I've been quit 3 and half years. 2 years ago I bought Gold Class tickets (my reward for quitting) to see Fleetwood Mac. After the concert, standing on the venue steps, I watched my sister desperately light up a cigarette and I had a huge crave and I said out loud ..
"You are so lucky you can smoke".
Now I have tickets to see Stevie Nicks on Thursday at the same venue. I'm curious to see if my old addict brain will wake up and demand a cigarette.
There are some interesting aspects happening within this short couple of sentences.
You said that you watched your sister desperately try to light a cigarette after a concert (that I'm sure was at least a couple of hours long.) This really reminds me of the story I told in my post, "People Who "get" to Smoke", about watching the people desperately trying to smoke as much as they could before they had to catch their flight.
I know you know this and I know I sound like a broken record, but your sister doesn't get to smoke, she HAS to smoke. She has to smoke day and day out, week in and week out, month in and month out, year in and year out, cigarette after cigarette after cigarette after cigarette. And for what? Simply to keep the negative effects of nicotine withdrawal at bay.
There is no better example of being stuck on the hamster wheel and getting nowhere than nicotine addiction.
Us ex-smokers get to have a choice though as to whether to smoke or not. The only detrimental effect will only be if we make the wrong choice. A smoker on the other hand doesn't get to choose so easily. Either choice they make will have consequences. They can either continue to smoke until it slowly cripples and most likely kills them, or they begin the withdrawal process to free themselves from this addiction. While the latter is the obvious better choice, it is one that the smoker will have to go through.
See, the only one who really gets to smoke is the ex smoker, but that statement comes with a caveat.
Nicotine addiction is based off of the negative reinforcement principle, meaning people don't smoke to get a high per say, but to simply stave off the negative withdrawal symptoms. This basically means that if you're no longer actively addicted to nicotine and have no nicotine in blood stream, then the initial cigarette that the ex smoker "gets" to smoke will most likely just make them feel nauseous, shaky, dizzy, with their heart racing instead of giving them the "Aaaaahh" sensation that they were expecting.
Even if there is an illusion of "Aaaaahhh" while smoking the cigarette, it will most likely be ripped away as soon as the person extinguishes the cigarette, leaving the person feeling empty, angry, and confused.
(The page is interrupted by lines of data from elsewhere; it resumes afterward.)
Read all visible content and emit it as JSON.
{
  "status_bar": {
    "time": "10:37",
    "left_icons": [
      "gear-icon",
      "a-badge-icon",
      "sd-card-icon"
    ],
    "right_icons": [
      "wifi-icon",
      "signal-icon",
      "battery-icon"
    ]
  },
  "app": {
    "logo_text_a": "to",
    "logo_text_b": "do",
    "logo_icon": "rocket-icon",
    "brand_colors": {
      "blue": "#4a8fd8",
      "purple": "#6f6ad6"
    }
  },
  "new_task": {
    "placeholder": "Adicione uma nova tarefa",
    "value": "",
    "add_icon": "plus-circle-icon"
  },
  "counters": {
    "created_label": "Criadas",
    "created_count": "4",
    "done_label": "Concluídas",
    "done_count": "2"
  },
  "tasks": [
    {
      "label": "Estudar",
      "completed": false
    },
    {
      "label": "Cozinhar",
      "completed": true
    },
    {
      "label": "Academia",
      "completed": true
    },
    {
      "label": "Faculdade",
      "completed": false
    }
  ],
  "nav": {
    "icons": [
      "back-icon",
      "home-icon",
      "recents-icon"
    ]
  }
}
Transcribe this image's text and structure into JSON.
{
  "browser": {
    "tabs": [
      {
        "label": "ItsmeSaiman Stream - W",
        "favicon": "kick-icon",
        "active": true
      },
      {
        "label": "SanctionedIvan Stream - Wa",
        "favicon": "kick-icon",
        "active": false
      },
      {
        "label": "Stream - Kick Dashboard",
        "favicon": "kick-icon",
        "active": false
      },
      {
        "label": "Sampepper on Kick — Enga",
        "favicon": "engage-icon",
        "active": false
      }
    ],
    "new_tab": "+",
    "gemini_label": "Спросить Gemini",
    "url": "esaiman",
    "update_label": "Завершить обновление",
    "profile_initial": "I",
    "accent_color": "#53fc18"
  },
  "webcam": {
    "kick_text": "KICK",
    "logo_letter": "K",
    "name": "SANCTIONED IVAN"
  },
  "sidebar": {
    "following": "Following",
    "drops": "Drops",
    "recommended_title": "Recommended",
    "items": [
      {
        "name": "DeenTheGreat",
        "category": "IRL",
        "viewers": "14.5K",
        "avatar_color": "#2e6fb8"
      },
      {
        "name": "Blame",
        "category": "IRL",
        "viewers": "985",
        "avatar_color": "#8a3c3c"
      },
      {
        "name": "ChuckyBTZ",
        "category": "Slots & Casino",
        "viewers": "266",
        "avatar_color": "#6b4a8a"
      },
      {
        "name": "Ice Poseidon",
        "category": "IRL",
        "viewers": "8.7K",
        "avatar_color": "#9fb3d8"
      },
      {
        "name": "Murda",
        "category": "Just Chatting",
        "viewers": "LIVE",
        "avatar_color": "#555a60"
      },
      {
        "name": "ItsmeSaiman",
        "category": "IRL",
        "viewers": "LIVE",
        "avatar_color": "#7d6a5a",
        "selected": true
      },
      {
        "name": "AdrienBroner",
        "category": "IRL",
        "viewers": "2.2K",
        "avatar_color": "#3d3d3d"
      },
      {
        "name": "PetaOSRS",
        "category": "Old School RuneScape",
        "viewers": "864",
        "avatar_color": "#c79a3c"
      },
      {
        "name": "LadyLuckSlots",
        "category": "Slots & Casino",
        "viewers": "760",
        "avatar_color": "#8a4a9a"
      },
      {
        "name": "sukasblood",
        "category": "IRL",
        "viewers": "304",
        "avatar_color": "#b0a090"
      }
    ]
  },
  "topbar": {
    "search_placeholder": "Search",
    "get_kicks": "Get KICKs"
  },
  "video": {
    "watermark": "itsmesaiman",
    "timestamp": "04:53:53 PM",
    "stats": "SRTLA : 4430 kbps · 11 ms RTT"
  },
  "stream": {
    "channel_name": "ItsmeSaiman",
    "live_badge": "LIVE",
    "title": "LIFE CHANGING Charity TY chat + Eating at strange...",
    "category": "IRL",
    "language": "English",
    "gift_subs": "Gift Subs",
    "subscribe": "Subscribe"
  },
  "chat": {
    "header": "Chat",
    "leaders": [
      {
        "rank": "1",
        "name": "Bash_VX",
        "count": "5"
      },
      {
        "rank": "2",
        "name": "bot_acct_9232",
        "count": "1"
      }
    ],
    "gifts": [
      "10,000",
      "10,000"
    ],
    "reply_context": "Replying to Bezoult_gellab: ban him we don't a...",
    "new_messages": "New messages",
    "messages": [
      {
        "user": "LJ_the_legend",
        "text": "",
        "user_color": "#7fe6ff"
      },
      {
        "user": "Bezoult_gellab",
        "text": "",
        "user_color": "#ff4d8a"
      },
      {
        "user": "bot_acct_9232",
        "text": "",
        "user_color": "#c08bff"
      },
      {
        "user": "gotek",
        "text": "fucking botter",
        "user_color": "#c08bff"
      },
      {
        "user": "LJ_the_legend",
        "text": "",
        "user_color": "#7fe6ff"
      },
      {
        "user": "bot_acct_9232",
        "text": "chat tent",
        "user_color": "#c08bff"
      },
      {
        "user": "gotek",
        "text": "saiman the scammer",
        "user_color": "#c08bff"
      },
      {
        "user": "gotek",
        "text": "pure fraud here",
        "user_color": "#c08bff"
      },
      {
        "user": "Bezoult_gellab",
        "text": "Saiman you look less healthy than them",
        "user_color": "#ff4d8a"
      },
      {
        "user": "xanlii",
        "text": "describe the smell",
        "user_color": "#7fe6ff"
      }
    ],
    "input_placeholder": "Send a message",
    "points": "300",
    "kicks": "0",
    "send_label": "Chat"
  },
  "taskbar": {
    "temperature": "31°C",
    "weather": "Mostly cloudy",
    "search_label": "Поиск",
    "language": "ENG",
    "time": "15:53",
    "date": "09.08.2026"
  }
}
The other part of that caveat is that one cigarette or maybe one or two more will be the only cigarette(s) the ex smoker will "get" to smoke. Through biochemical memory, the body and brain will begin to once again adapt to the onslaught of poisons being re introduced into the body at an amazing speed, and once again the ex-smoker who was in complete control of whether they smoked or not, will be quickly falling back into the grip of addiction. Now the choice as whether to smoke or not that was so easy and simple before, will no longer be. Now the choice will be to continue to HAVE to smoke to keep the negative effects of nicotine withdrawal at bay or once again go through the quitting process to free themselves from this addiction.
Now I apologize Phoebe for using you as a springboard for this long reply, because I know that you know better, but I am writing this more for other people who may have the same thoughts in their head and might be entertaining the idea of acting them out.
I promise anyone who acts out the "fantasy" of smoking just that one cigarette, that the fantasy will be ripped away when reality comes crashing down. I know this from many experience.
Besides, having an occasional thought to smoke because of a certain person, place, or situation is infinitely better than the constant NEED to smoke in any situation.
“Your task is not to seek for love, but merely to seek and find all of the barriers within yourself that you have built against it.”~Rumi